Now, in the main, this is a fascinating story effectively unknown outside of Civil War aficionado circles, and it deserves the telling. Except for the declamatory parts, where a character (usually Reverdy or Stanton) stops the movie dead in its tracks to make some passionate speech that manages, just barely, to fit in character, but really is a sign of Redford and screenwriter James D. Solomon (working from a story he co-wrote with Gregory Bernstein) nudging us in the ribs a bit - "I say, don't you think Stanton sounds a little, I dunno, Rumsfeldey? OMG, and they both held the same cabinet position! I hadn't even noticed!" It's a queer thing: the film is never such a message picture that you get the feeling that The Conspirator is first and foremost a harangue about civil rights, but at the same time, those scenes are never far enough away that you can quite forget that they keep happening. It ends up feeling just a tiny bit desperate, the filmmakers's glancing at us nervously to make sure we Get It, and feeling just a little bit guilty that they stuck a PSA into their period courtroom drama in the first place. But not guilty enough to have not done it.

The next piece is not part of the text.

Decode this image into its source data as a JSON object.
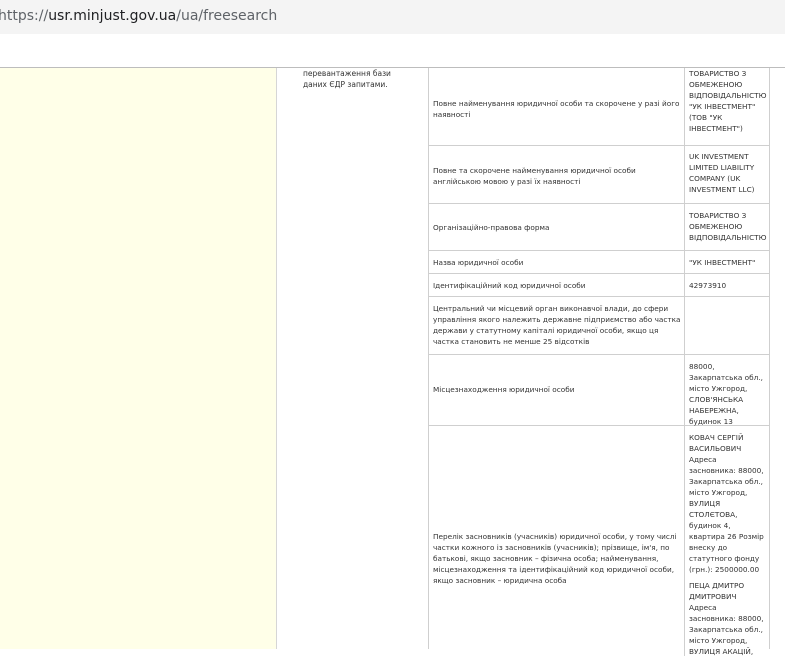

Indeed, the guiding principle behind the creation of The Conspirator appears to have been that under no circumstances should it be allowed to be completely enjoyable. As a legal thriller - and functionally, all the political asides and history lessons notwithstanding, that's structurally how the screenplay works - this could be a perfectly fun exercise, over-familiar genre tropes given a facelift by Mark Garner's absolutely gorgeous set design and Louise Frogley's costumes; disreputable or not, there's a certain delight in seeing pulp boilerplate working itself out in unfamiliar contexts. But the filmmakers are so concerned with the trappings that they struggle a bit with the story: The Conspirator is beholden to its production design, not enhanced by it, and the so very thoughtfully dusky and brownish cinematography by Newton Thomas Sigel manages to suck all the air out of the proceedings that Redford's characteristically over-precise direction, with its Very Suggestive camera angles and Refined Detachment from the material, hadn't already ground to dust (still, it's his most unfussy work since 1994's Quiz Show, still his single great moment as a director).

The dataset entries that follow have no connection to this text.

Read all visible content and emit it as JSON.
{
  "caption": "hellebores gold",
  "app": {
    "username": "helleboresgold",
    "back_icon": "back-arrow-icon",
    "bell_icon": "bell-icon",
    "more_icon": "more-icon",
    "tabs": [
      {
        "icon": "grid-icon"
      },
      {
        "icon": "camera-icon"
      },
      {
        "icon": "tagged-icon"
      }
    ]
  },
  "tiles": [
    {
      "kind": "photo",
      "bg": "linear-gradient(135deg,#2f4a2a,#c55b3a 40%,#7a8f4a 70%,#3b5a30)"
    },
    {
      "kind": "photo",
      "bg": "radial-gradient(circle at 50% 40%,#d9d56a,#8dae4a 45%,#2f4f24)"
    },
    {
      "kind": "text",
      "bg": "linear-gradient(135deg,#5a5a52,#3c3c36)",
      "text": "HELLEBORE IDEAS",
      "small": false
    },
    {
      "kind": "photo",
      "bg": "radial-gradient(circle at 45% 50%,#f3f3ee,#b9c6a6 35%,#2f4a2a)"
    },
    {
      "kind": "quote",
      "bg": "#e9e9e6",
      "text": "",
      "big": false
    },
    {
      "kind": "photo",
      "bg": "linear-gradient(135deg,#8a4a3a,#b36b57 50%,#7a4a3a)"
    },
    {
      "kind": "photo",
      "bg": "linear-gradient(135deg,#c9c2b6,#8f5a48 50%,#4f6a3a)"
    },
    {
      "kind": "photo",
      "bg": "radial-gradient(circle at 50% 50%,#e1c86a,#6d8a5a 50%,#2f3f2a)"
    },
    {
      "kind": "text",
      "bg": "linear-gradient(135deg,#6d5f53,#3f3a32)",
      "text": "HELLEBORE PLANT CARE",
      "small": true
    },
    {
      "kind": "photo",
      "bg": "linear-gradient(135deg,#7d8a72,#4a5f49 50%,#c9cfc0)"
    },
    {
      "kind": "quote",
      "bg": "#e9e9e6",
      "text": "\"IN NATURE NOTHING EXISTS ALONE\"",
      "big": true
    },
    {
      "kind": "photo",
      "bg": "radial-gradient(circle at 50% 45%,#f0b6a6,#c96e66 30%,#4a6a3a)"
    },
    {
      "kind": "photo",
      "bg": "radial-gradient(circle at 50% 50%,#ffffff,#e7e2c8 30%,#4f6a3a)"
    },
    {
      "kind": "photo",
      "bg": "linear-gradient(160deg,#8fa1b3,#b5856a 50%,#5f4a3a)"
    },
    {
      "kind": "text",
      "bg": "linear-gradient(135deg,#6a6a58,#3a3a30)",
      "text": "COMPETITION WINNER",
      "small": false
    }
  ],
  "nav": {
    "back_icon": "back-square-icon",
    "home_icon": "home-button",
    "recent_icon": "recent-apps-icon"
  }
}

What that leaves is the characters and the actors, and generally they give more than the script gives them. In fact, there's not really a truly weak link in the whole cast: Kline gives his most restrained, straightforward performance in ages, and McAvoy is a terrifically inspired choice to play the muddled protagonist; the actor is not without his flaws, chiefly a sort of brittle desire that we feel sorry for him, and that fits this character better than most of the roles he plays. In small roles, Evan Rachel Wood and Justin Long both manage to avoid the traps of being smugly self-knowing that they sometimes fall into - something Wood spectacularly failed to do in the recent Mildred Pierce miniseries. The best in show, however, is unquestionably Wright; her role is barbarically trite - a woman who suffers, choosing to suffer even more to save her son - but the actress manages to salvage an incredible amount of humanity from the film's representation of her character as symbol and icon rather than person. She even manages to sell, barely, Redford's ham-handed use of Mary Surratt's widow's weeds as a visual signifier. And though the script often permits her to do nothing but stand quietly with thin-lipped determination, Wright even manages to make that credible, if not any more interesting than it has right to be.

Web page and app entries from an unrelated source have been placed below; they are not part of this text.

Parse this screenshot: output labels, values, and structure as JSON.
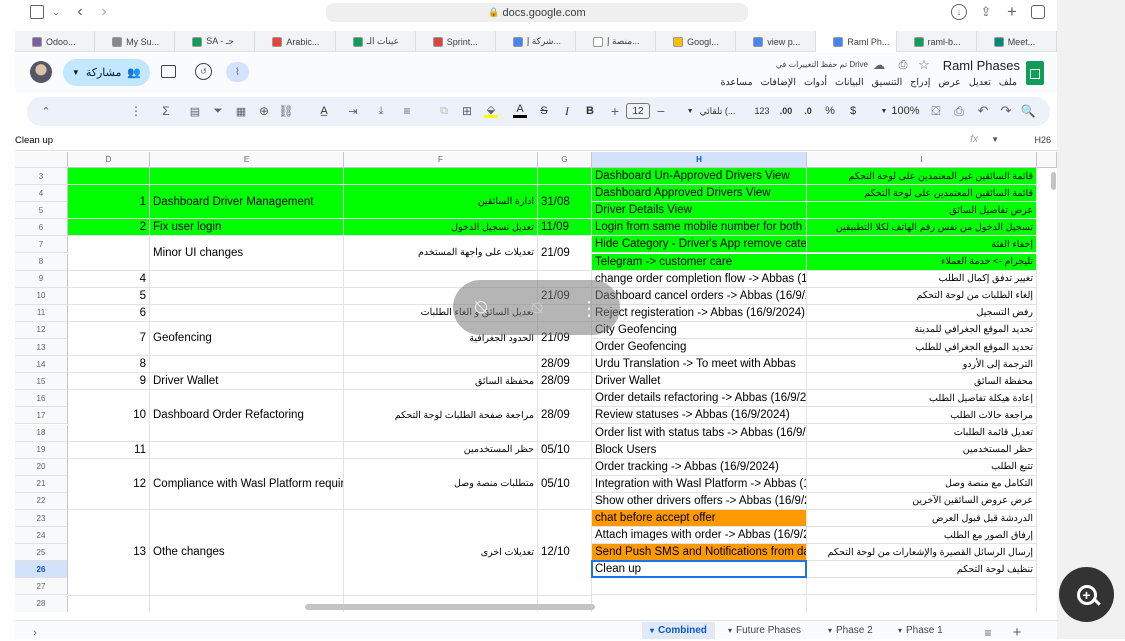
{
  "browser": {
    "url": "docs.google.com",
    "tabs": [
      {
        "label": "Odoo...",
        "color": "#7b5ea7"
      },
      {
        "label": "My Su...",
        "color": "#888888"
      },
      {
        "label": "SA - جـ",
        "color": "#0f9d58"
      },
      {
        "label": "Arabic...",
        "color": "#ea4335"
      },
      {
        "label": "عينات الـ",
        "color": "#0f9d58"
      },
      {
        "label": "Sprint...",
        "color": "#db4437"
      },
      {
        "label": "شركة إ...",
        "color": "#4285f4"
      },
      {
        "label": "منصة إ...",
        "color": "#ffffff"
      },
      {
        "label": "Googl...",
        "color": "#fbbc04"
      },
      {
        "label": "view p...",
        "color": "#4285f4"
      },
      {
        "label": "Raml Ph...",
        "color": "#4285f4"
      },
      {
        "label": "raml-b...",
        "color": "#0f9d58"
      },
      {
        "label": "Meet...",
        "color": "#00897b"
      }
    ],
    "active_tab": 10
  },
  "doc": {
    "title": "Raml Phases",
    "saved_status": "تم حفظ التغييرات في Drive",
    "share_label": "مشاركة",
    "menu": [
      "ملف",
      "تعديل",
      "عرض",
      "إدراج",
      "التنسيق",
      "البيانات",
      "أدوات",
      "الإضافات",
      "مساعدة"
    ]
  },
  "toolbar": {
    "zoom": "100%",
    "currency": "$",
    "percent": "%",
    "dec_decrease": ".0",
    "dec_increase": ".00",
    "number_format": "123",
    "font": "تلقائي (...",
    "font_size": "12",
    "bold": "B",
    "italic": "I",
    "strike": "S",
    "text_color": "A",
    "sum": "Σ"
  },
  "formula_bar": {
    "name_box": "H26",
    "fx": "fx",
    "value": "Clean up"
  },
  "grid": {
    "columns": [
      "I",
      "H",
      "G",
      "F",
      "E",
      "D"
    ],
    "selected_column": "H",
    "selected_row": "26",
    "rows": [
      {
        "num": "3",
        "I": "قائمة السائقين غير المعتمدين على لوحة التحكم",
        "H": "Dashboard Un-Approved Drivers View",
        "green": true
      },
      {
        "num": "4",
        "I": "قائمة السائقين المعتمدين على لوحة التحكم",
        "H": "Dashboard Approved Drivers View",
        "green": true
      },
      {
        "num": "5",
        "I": "عرض تفاصيل السائق",
        "H": "Driver Details View",
        "green": true
      },
      {
        "num": "6",
        "I": "تسجيل الدخول من نفس رقم الهاتف لكلا التطبيقين",
        "H": "Login from same mobile number for both a",
        "green": true
      },
      {
        "num": "7",
        "I": "إخفاء الفئة",
        "H": "Hide Category - Driver's App remove categ",
        "green": true
      },
      {
        "num": "8",
        "I": "تليجرام -> خدمة العملاء",
        "H": "Telegram -> customer care",
        "green": true
      },
      {
        "num": "9",
        "I": "تغيير تدفق إكمال الطلب",
        "H": "change order completion flow -> Abbas (16"
      },
      {
        "num": "10",
        "I": "إلغاء الطلبات من لوحة التحكم",
        "H": "Dashboard cancel orders -> Abbas (16/9/2"
      },
      {
        "num": "11",
        "I": "رفض التسجيل",
        "H": "Reject registeration -> Abbas (16/9/2024)"
      },
      {
        "num": "12",
        "I": "تحديد الموقع الجغرافي للمدينة",
        "H": "City Geofencing"
      },
      {
        "num": "13",
        "I": "تحديد الموقع الجغرافي للطلب",
        "H": "Order Geofencing"
      },
      {
        "num": "14",
        "I": "الترجمة إلى الأردو",
        "H": "Urdu Translation -> To meet with Abbas"
      },
      {
        "num": "15",
        "I": "محفظة السائق",
        "H": "Driver Wallet"
      },
      {
        "num": "16",
        "I": "إعادة هيكلة تفاصيل الطلب",
        "H": "Order details refactoring -> Abbas (16/9/20"
      },
      {
        "num": "17",
        "I": "مراجعة حالات الطلب",
        "H": "Review statuses -> Abbas (16/9/2024)"
      },
      {
        "num": "18",
        "I": "تعديل قائمة الطلبات",
        "H": "Order list with status tabs -> Abbas (16/9/2"
      },
      {
        "num": "19",
        "I": "حظر المستخدمين",
        "H": "Block Users"
      },
      {
        "num": "20",
        "I": "تتبع الطلب",
        "H": "Order tracking -> Abbas (16/9/2024)"
      },
      {
        "num": "21",
        "I": "التكامل مع منصة وصل",
        "H": "Integration with Wasl Platform -> Abbas (1"
      },
      {
        "num": "22",
        "I": "عرض عروض السائقين الآخرين",
        "H": "Show other drivers offers -> Abbas (16/9/2"
      },
      {
        "num": "23",
        "I": "الدردشة قبل قبول العرض",
        "H": "chat before accept offer",
        "orange": true
      },
      {
        "num": "24",
        "I": "إرفاق الصور مع الطلب",
        "H": "Attach images with order -> Abbas (16/9/2"
      },
      {
        "num": "25",
        "I": "إرسال الرسائل القصيرة والإشعارات من لوحة التحكم",
        "H": "Send Push  SMS and Notifications from da",
        "orange": true
      },
      {
        "num": "26",
        "I": "تنظيف لوحة التحكم",
        "H": "Clean up"
      },
      {
        "num": "27",
        "I": "",
        "H": ""
      },
      {
        "num": "28",
        "I": "",
        "H": ""
      }
    ],
    "merged": [
      {
        "d": "1",
        "e": "Dashboard Driver Management",
        "f": "ادارة السائقين",
        "g": "31/08"
      },
      {
        "d": "2",
        "e": "Fix user login",
        "f": "تعديل تسجيل الدخول",
        "g": "11/09"
      },
      {
        "d": "",
        "e": "Minor UI changes",
        "f": "تعديلات على واجهة المستخدم",
        "g": "21/09"
      },
      {
        "d": "4",
        "e": "",
        "f": "",
        "g": ""
      },
      {
        "d": "5",
        "e": "",
        "f": "",
        "g": "21/09"
      },
      {
        "d": "6",
        "e": "",
        "f": "تعديل السائق و الغاء الطلبات",
        "g": ""
      },
      {
        "d": "7",
        "e": "Geofencing",
        "f": "الحدود الجغرافية",
        "g": "21/09"
      },
      {
        "d": "8",
        "e": "",
        "f": "",
        "g": "28/09"
      },
      {
        "d": "9",
        "e": "Driver Wallet",
        "f": "محفظة السائق",
        "g": "28/09"
      },
      {
        "d": "10",
        "e": "Dashboard Order Refactoring",
        "f": "مراجعة صفحة الطلبات لوحة التحكم",
        "g": "28/09"
      },
      {
        "d": "11",
        "e": "",
        "f": "حظر المستخدمين",
        "g": "05/10"
      },
      {
        "d": "12",
        "e": "Compliance with Wasl Platform require",
        "f": "متطلبات منصة وصل",
        "g": "05/10"
      },
      {
        "d": "13",
        "e": "Othe changes",
        "f": "تعديلات اخرى",
        "g": "12/10"
      }
    ]
  },
  "sheets": {
    "tabs": [
      "Combined",
      "Future Phases",
      "Phase 2",
      "Phase 1"
    ],
    "active": "Combined"
  },
  "colors": {
    "green": "#00ff00",
    "orange": "#ff9900",
    "selection": "#1a73e8"
  }
}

The human element, plus the inherent fascination of the story, almost makes The Conspirator a good movie. Heck, it's at least watchable, in the "flipping by on cable, don't have the energy to keep looking" sense. It's stateliness and self-importance both ultimately make it feel like we're being talked at rather than invited to partake in a narrative process, but there have been, and will be, worse period pictures than this, and its worst sin is never incompetence, but only a certain airless lack of humor about what it's doing and how.